towards Huatli, Radiant Champion, but I like playing more powerful
individual cards, and I think the interaction with Ajani, Adversary of
Tyrants and Remorseful Cleric could be quite powerful with all the
graveyard-centric mechanics in Guilds of Ravnica. The other option
is to cut into the Knight synergies with History of Benalia, but that cuts
your aggressive potential by quite a bit.

The last deck is a traditional white aggressive shell, which gives you the
best chance of double or even triple spelling with Conclave Tribunal, thus
maximizing the card’s potential. This kind of deck doesn’t want too many
removal spells, so having one that is potentially so cheap while still
answering most threats is excellent.

The problem here is the mixed tribe identity. Unfortunately, none of the
Vampire Knights are good fits, but there aren’t many tribal payoffs so the
mix doesn’t hurt too much. All the cards are fine standalones, save
possibly Duskborne Skymarcher, but I like having cheap fliers with Ajani,
Adversary of Tyrants and Benalish Marshal.

Mavren Fein is another card that can help convoke, supplying some free
tokens that make mana before setting up some big attacks. There will be
some awkward draws where you curve two Knights into it or two Vampires into
History of Benalia, but if you’re curving out you should still be in good

Of course, Benalish Marshal is the big payoff here. In addition to the
cheap creatures losing out to Goblin Chainwhirler, Benalish Marshal didn’t
match up well against the plethora of cheap red removal, which helped keep
decks like this at bay. Lightning Strike is still around, but Abrade is
gone, and with red weakened overall, I’m hopeful Benalish Marshal can stick
around more reliably in this format than the last, and if it does then it’s
going to be a bad time for your opponents.

The fact that Conclave Tribunal enables double spell turns so easily is a huge reason why I think it’s among the best cards previewed thus far.

I’m expecting the Boros guild to provide a few additions here as preview
season continues, since it’s historically so aggressive and its mechanic,
mentor, will play well here. You may even want a light red splash with
Sacred Foundry and Clifftop Retreat when it all shakes out. But the power
of Benalish Marshal is likely going to keep me wanting a nearly mono-white
manabase unless something really powerful hits.

It’s very early in preview season, but with my full slate of Modern
tournaments between now and the Pro Tour, I’m going to have to get a head
start on my Standard testing and work on the format slowly over the coming
months. It’s been a while since I was playing 40+ weekends of Magic a year
trying to make the Players’ Championship while simultaneously maintaining
my Pro Club level, but with any luck I’ll be back there by next year.

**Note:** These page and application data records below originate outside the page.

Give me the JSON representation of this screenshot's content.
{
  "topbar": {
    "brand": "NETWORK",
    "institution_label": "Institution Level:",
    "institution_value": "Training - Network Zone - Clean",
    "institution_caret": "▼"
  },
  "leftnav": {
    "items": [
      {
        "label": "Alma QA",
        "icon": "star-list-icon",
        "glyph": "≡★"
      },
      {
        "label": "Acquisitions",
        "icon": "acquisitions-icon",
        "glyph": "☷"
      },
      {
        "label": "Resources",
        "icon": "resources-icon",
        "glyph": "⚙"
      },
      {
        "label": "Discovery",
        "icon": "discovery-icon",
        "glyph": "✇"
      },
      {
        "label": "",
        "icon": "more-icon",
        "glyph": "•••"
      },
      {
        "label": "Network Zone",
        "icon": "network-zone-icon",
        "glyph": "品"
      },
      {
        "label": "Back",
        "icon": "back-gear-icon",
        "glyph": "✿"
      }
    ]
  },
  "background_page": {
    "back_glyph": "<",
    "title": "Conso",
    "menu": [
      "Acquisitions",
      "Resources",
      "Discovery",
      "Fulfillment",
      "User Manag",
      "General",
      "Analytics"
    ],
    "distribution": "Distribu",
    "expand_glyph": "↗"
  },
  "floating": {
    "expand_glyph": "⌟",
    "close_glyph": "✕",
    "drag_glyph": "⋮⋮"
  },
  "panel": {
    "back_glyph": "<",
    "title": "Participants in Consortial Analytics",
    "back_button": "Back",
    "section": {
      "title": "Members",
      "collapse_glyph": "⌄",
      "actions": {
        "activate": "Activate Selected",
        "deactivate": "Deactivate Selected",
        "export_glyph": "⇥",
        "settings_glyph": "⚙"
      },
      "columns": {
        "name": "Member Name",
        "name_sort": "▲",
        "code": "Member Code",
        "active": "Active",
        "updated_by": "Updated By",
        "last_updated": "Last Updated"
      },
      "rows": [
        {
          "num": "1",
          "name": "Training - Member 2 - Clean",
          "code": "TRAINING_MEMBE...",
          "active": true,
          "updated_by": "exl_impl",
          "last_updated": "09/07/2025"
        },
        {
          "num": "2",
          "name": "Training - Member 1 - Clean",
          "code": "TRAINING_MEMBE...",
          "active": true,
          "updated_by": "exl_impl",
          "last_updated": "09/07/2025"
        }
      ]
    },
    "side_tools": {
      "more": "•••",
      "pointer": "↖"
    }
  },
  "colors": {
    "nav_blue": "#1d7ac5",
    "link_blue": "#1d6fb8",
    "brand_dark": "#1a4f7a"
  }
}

I have a feeling by the end of next year, I’ll be channeling my inner